(Dataset entries)
====
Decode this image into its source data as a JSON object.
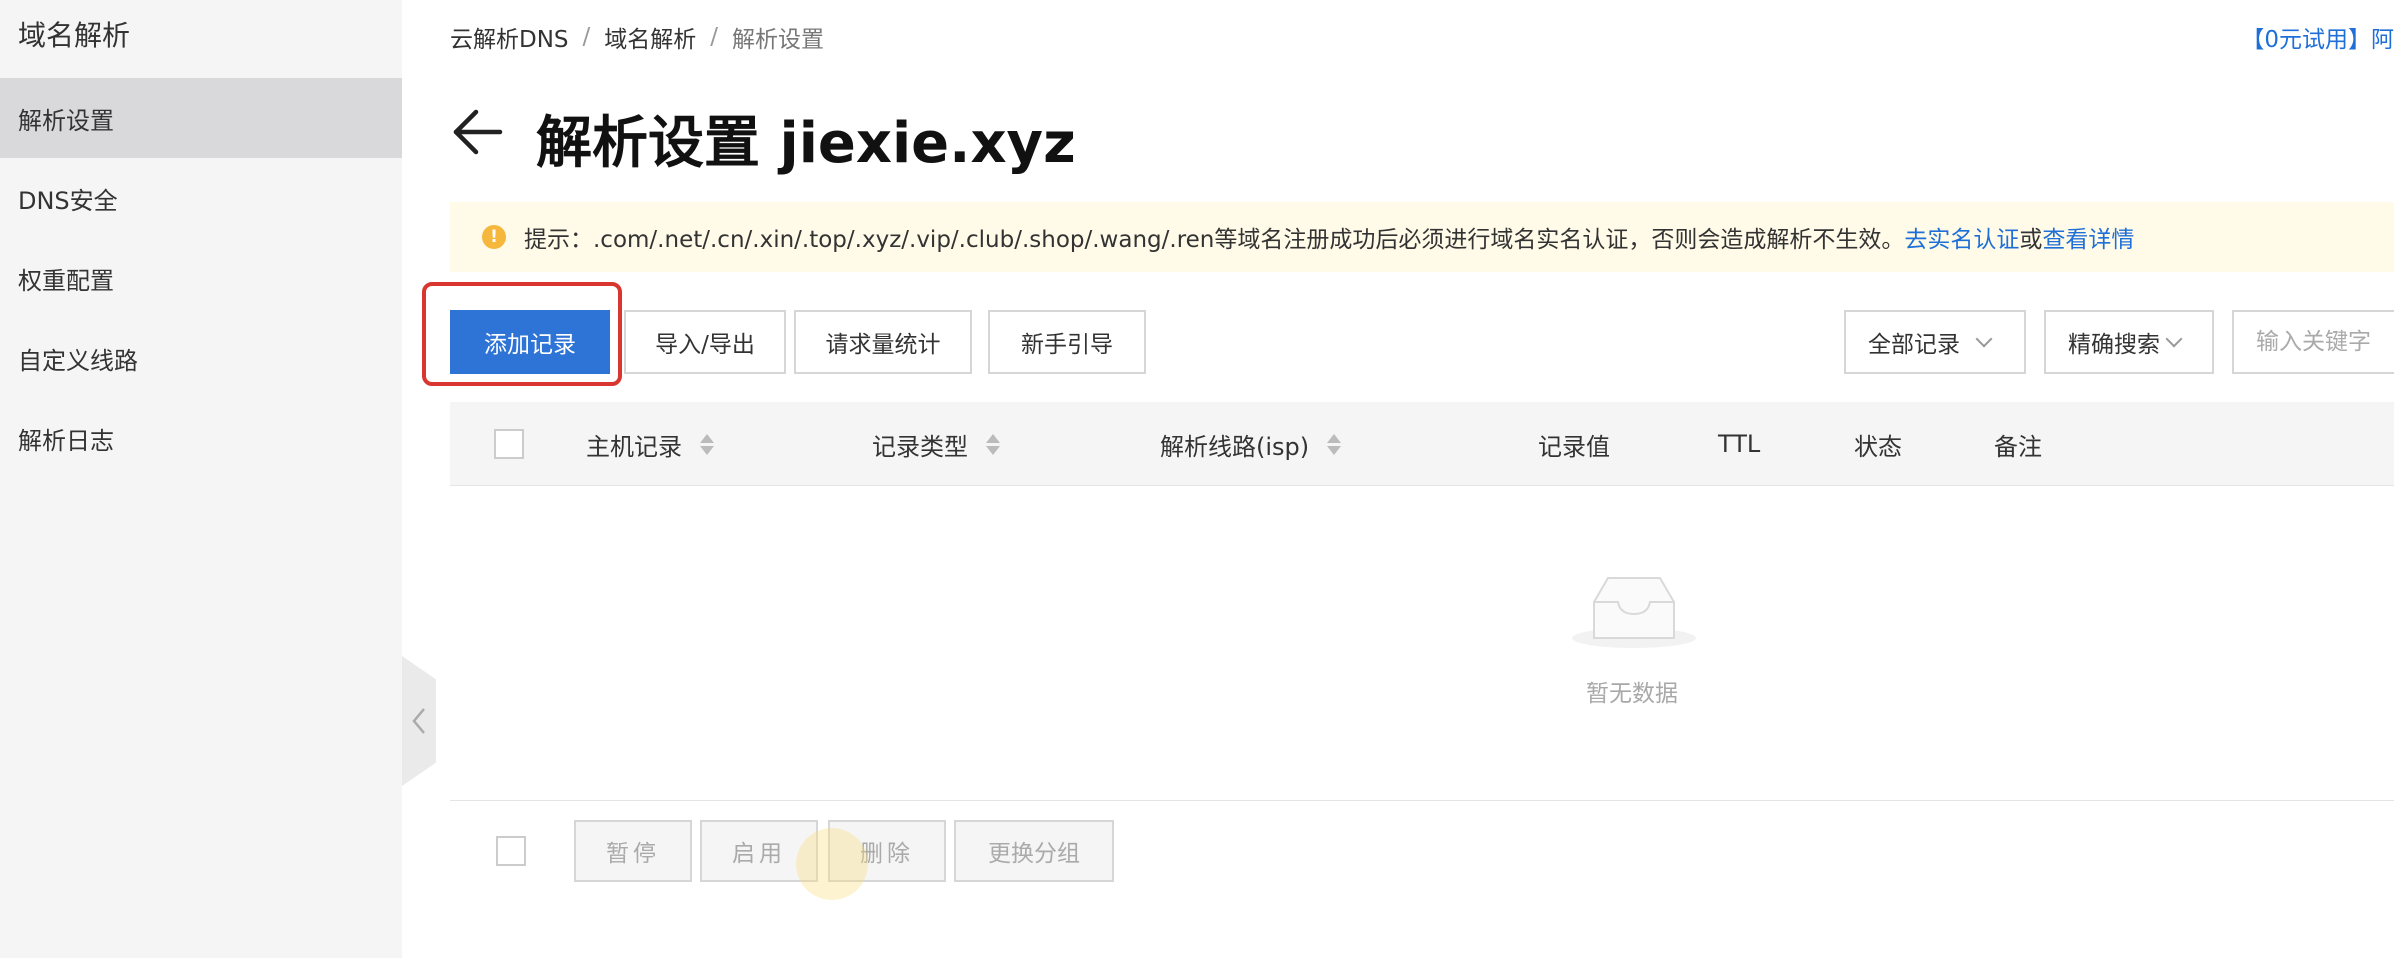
{
  "sidebar": {
    "title": "域名解析",
    "items": [
      {
        "label": "解析设置",
        "active": true
      },
      {
        "label": "DNS安全"
      },
      {
        "label": "权重配置"
      },
      {
        "label": "自定义线路"
      },
      {
        "label": "解析日志"
      }
    ]
  },
  "breadcrumb": [
    "云解析DNS",
    "域名解析",
    "解析设置"
  ],
  "breadcrumb_sep": "/",
  "top_link": "【0元试用】阿",
  "page": {
    "title": "解析设置 jiexie.xyz"
  },
  "notice": {
    "prefix": "提示：.com/.net/.cn/.xin/.top/.xyz/.vip/.club/.shop/.wang/.ren等域名注册成功后必须进行域名实名认证，否则会造成解析不生效。",
    "link1": "去实名认证",
    "middle": "或",
    "link2": "查看详情"
  },
  "toolbar": {
    "add_record": "添加记录",
    "import_export": "导入/导出",
    "request_stats": "请求量统计",
    "guide": "新手引导",
    "filter_select": "全部记录",
    "search_mode": "精确搜索",
    "keyword_placeholder": "输入关键字"
  },
  "table": {
    "columns": [
      "主机记录",
      "记录类型",
      "解析线路(isp)",
      "记录值",
      "TTL",
      "状态",
      "备注"
    ],
    "empty_text": "暂无数据"
  },
  "bulk_actions": {
    "pause": "暂停",
    "enable": "启用",
    "delete": "删除",
    "change_group": "更换分组"
  },
  "colors": {
    "primary": "#2e73d6",
    "link": "#1f6fd8",
    "highlight": "#d9362f",
    "notice_bg": "#fffbe8",
    "notice_icon": "#f5b83d"
  },
  "icons": {
    "back": "arrow-left-icon",
    "collapse": "chevron-left-icon",
    "notice": "info-icon",
    "sort": "sort-icon",
    "empty": "empty-inbox-icon"
  }
}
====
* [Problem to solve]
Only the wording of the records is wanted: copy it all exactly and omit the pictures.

* [Result of this task]
Decode this image into its source data as a JSON object.
{
  "sidebar": {
    "title": "域名解析",
    "items": [
      {
        "label": "解析设置",
        "active": true
      },
      {
        "label": "DNS安全"
      },
      {
        "label": "权重配置"
      },
      {
        "label": "自定义线路"
      },
      {
        "label": "解析日志"
      }
    ]
  },
  "breadcrumb": [
    "云解析DNS",
    "域名解析",
    "解析设置"
  ],
  "breadcrumb_sep": "/",
  "top_link": "【0元试用】阿",
  "page": {
    "title": "解析设置 jiexie.xyz"
  },
  "notice": {
    "prefix": "提示：.com/.net/.cn/.xin/.top/.xyz/.vip/.club/.shop/.wang/.ren等域名注册成功后必须进行域名实名认证，否则会造成解析不生效。",
    "link1": "去实名认证",
    "middle": "或",
    "link2": "查看详情"
  },
  "toolbar": {
    "add_record": "添加记录",
    "import_export": "导入/导出",
    "request_stats": "请求量统计",
    "guide": "新手引导",
    "filter_select": "全部记录",
    "search_mode": "精确搜索",
    "keyword_placeholder": "输入关键字"
  },
  "table": {
    "columns": [
      "主机记录",
      "记录类型",
      "解析线路(isp)",
      "记录值",
      "TTL",
      "状态",
      "备注"
    ],
    "empty_text": "暂无数据"
  },
  "bulk_actions": {
    "pause": "暂停",
    "enable": "启用",
    "delete": "删除",
    "change_group": "更换分组"
  },
  "colors": {
    "primary": "#2e73d6",
    "link": "#1f6fd8",
    "highlight": "#d9362f",
    "notice_bg": "#fffbe8",
    "notice_icon": "#f5b83d"
  },
  "icons": {
    "back": "arrow-left-icon",
    "collapse": "chevron-left-icon",
    "notice": "info-icon",
    "sort": "sort-icon",
    "empty": "empty-inbox-icon"
  }
}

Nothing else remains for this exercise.